It is a dangerous trek with contaminated floodwaters and uncertain ground that claimed this tractor and a precious cage of chickens. Everywhere along this journey: water. Though it has partially receded, it still laps at door steps.

The water now too deep for the tractor. So goes Tachur and his Nassebon (ph) board a boat for the final leg home.

"I need to see this," says Tachur. "I need to see what's left of my house."

(on camera): You can see how hard it is for these families just to try to return home to see what's happening to their houses. But this is one of those communities that got flooded 16 days ago. They have yet to see any aid. Though some of the locals here say that they did see some food air dropped right into their community but it missed and it landed in the water.

Nassebon's face tells us we've arrived at her house. The house and their town unspared. A pair of scissors and drawers salvaged. The rest lost. Despair descends. A question about his home answered. Now, what to do next.

Kyung Lah, CNN, Karampur, Pakistan.


GUPTA: And what Kyung is describing is heartbreaking for sure. But take a look behind me. Literally actively this is happening right here. These houses are submerged.

I don't know how well you can see this, but a man is literally swimming in the water there. There's his boat. They're going back to their home as well. They're to trying to salvage what is left. And again, that's been under water for some time.

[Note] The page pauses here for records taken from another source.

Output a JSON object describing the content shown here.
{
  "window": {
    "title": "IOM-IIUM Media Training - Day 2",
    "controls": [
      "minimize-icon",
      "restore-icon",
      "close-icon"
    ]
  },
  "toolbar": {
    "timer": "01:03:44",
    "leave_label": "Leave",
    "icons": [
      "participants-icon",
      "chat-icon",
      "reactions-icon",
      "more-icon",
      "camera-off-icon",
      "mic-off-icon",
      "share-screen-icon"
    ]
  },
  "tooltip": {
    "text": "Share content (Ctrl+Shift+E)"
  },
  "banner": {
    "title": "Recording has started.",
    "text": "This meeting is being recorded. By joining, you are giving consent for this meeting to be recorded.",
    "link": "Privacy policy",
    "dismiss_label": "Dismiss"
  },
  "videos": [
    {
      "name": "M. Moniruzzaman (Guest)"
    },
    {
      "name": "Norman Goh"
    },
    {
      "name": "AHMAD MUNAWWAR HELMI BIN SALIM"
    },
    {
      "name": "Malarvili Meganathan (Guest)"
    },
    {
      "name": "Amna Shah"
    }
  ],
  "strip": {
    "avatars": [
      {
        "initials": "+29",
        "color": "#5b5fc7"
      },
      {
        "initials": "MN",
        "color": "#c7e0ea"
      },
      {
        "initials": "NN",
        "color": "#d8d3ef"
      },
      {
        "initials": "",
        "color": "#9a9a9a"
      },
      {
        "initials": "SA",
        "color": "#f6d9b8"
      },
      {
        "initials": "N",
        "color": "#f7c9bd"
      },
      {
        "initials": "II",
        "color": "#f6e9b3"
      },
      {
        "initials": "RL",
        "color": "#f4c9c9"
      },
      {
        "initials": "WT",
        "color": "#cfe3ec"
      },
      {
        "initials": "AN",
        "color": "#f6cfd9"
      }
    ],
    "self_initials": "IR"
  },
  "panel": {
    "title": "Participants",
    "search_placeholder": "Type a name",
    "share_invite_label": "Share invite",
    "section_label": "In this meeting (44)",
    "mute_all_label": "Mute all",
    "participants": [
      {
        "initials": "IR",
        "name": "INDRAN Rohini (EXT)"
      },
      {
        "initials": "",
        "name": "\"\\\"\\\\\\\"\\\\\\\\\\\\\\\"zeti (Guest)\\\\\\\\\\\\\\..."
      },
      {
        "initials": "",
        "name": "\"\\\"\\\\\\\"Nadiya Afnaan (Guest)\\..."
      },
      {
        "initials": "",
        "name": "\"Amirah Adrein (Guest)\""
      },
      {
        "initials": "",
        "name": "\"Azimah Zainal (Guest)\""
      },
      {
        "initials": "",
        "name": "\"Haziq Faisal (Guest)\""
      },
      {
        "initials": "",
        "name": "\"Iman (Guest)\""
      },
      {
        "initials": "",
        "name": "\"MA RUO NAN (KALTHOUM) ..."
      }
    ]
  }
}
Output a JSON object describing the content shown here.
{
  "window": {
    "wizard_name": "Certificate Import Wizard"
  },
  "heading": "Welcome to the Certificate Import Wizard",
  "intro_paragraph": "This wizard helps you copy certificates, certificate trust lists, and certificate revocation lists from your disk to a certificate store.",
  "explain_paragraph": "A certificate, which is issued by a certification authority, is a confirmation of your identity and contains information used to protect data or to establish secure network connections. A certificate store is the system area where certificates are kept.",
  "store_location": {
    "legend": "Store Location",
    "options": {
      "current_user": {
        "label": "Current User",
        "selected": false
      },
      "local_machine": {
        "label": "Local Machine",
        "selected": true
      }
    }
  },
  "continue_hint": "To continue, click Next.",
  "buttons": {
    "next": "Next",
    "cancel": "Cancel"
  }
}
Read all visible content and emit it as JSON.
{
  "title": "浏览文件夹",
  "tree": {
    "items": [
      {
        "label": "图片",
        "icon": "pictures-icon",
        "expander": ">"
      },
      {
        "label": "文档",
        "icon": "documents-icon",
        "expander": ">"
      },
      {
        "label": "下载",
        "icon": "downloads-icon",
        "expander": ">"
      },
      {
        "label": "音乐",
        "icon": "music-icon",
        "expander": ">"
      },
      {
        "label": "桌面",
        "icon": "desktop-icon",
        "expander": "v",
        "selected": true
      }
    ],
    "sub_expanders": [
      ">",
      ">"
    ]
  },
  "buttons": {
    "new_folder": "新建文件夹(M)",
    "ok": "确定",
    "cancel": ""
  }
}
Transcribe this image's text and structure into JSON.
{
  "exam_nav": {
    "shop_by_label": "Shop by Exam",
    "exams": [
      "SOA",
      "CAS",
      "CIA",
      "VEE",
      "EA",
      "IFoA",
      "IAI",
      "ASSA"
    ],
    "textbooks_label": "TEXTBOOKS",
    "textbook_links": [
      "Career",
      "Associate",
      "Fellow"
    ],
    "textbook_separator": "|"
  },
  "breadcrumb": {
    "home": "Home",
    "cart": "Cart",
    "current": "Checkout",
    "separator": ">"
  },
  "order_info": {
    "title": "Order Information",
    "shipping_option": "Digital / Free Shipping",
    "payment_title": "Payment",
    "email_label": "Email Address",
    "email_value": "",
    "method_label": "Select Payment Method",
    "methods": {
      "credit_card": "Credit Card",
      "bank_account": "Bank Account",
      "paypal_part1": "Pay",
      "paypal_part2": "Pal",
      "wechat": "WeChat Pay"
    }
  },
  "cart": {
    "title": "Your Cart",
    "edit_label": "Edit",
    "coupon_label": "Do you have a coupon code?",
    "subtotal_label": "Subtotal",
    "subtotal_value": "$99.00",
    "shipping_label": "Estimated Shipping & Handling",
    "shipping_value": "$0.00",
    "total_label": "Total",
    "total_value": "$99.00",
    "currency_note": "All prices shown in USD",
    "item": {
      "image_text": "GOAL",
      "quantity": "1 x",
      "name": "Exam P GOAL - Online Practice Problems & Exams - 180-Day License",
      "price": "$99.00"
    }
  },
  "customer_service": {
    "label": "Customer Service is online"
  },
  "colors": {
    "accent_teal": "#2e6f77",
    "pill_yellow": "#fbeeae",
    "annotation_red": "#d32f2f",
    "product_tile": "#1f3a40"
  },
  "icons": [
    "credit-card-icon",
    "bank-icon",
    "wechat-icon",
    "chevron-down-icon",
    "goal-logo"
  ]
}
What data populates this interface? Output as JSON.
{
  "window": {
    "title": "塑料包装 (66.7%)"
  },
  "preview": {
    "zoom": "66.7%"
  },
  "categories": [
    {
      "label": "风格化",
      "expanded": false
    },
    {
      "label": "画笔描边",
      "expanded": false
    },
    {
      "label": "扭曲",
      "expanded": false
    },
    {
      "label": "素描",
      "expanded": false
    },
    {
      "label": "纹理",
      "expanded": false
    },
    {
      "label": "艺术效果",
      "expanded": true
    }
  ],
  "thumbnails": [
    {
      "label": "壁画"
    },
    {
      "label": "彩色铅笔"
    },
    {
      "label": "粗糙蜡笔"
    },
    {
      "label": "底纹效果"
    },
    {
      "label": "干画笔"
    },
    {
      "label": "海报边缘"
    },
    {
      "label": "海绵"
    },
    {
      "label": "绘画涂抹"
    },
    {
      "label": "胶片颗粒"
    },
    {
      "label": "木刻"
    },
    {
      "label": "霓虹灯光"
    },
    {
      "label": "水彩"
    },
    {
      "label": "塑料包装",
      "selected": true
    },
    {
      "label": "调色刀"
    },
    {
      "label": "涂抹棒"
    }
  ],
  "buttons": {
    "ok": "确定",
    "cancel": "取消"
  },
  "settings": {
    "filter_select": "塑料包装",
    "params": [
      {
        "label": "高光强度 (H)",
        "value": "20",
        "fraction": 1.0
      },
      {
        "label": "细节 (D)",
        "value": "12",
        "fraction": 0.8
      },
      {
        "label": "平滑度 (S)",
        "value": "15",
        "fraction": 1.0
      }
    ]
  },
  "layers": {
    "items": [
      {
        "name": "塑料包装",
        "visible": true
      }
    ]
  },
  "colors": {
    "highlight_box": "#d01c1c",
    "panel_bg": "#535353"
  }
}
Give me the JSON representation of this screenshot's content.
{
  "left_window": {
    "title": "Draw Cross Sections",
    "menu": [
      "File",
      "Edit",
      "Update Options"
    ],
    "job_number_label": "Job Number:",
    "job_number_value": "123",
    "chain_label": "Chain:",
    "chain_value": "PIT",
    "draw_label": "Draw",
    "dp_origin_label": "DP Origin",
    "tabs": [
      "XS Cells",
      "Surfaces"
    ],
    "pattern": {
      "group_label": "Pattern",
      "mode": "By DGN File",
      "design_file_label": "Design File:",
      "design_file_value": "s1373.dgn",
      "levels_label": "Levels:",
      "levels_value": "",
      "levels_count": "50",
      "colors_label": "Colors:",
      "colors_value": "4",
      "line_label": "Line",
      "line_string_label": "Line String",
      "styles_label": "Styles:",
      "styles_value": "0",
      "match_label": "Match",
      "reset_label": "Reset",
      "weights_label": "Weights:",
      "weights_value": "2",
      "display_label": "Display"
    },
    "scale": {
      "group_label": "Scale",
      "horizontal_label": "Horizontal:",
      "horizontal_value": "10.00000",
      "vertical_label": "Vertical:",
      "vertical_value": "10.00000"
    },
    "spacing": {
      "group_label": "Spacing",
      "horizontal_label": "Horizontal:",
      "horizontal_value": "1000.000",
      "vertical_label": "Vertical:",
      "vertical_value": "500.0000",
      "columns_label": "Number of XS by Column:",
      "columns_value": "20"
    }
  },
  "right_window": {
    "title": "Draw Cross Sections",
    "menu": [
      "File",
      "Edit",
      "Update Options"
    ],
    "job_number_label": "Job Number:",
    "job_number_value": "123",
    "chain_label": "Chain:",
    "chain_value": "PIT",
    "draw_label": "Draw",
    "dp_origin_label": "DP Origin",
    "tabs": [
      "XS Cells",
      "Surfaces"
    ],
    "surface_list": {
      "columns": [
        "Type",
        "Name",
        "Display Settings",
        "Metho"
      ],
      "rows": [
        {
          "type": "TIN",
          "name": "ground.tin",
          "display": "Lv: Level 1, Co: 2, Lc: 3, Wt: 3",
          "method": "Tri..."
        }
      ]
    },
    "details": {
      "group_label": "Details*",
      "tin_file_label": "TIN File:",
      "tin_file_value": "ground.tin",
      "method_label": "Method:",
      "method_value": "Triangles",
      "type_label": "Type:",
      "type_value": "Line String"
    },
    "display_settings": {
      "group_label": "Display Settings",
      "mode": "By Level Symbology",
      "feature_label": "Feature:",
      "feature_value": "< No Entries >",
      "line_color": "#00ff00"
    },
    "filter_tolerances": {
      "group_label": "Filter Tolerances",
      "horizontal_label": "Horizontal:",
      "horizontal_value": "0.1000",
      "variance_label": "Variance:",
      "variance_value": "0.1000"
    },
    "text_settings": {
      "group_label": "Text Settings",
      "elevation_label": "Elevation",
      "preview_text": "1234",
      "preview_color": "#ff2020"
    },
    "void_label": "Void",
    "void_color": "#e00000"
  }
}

It's just heartbreaking. I don't know what they're going to find. I don't know how they can go back to living like this.

We've been in Pakistan for several days. We have no intention of leaving any time soon. I'm going to have a reporter's notebook for you on some things that I've seen and some things that you can do to help as well.

Stay with us.


GUPTA: A slow burn. That's how the United Nations has characterized what has happened here in Pakistan. I can tell you, it's a constant burn as well.

This burn isn't going away. I mean, the area that we're standing in right now, we have heard from the Pakistani navy, is expected to be flooded over the next several hours, at least by tomorrow morning. This area, it's still happening.

I mean, this Indus River, just so you get an idea, is supposed to flow south through the country of Pakistan and into the Arabian Sea.

What is happening in the Arabian Sea? The tide is high, and that water simply can't make its way out, in fact, it's forcing the water back into the country and the problem just persists. It's literally -- that's what we're seeing here on the ground.

There is bad water in this country and there is good water but there's too much bad water. You can see it over here behind me. And as a result, people are starting to drink this water, millions of them. It's contaminated. It's making them sick.

The key -- the goal here is to try to make that bad water good water. So many great, great charities around the world are focused on this. Dean Kamen has developed a purification machine. And Matt Damon has charity that focuses on this. Scott Henderson has a charity.

If you're listening out there, guys, this is a place where you can focus a lot of your attention. This is a place that needs your help. Whether it's a light straw that can help decontaminate water and take out antibiotic -- use antibiotic to try and get rid of some of the bugs and the organisms in the water, or purification tablets which are readily available, they can use them here.

Getting bottled water here just proves too cumbersome. You can't get to this place very easily.

Purification tablets, purification systems, something to cut down on the disease. People can really help here.

We're not going anywhere. We're going to be here for a while and continue to bring you a lot of these stories.

If you missed any part of today's show, you can be sure to check out our podcast as well at

I'm going to take your questions. We're going to have a conversation with you about this. I'm going to continue to twitter as well at SanjayGuptaCNN, all the observations here on the ground.

Stay with us. We'll have a lot more. But for now, more news on CNN.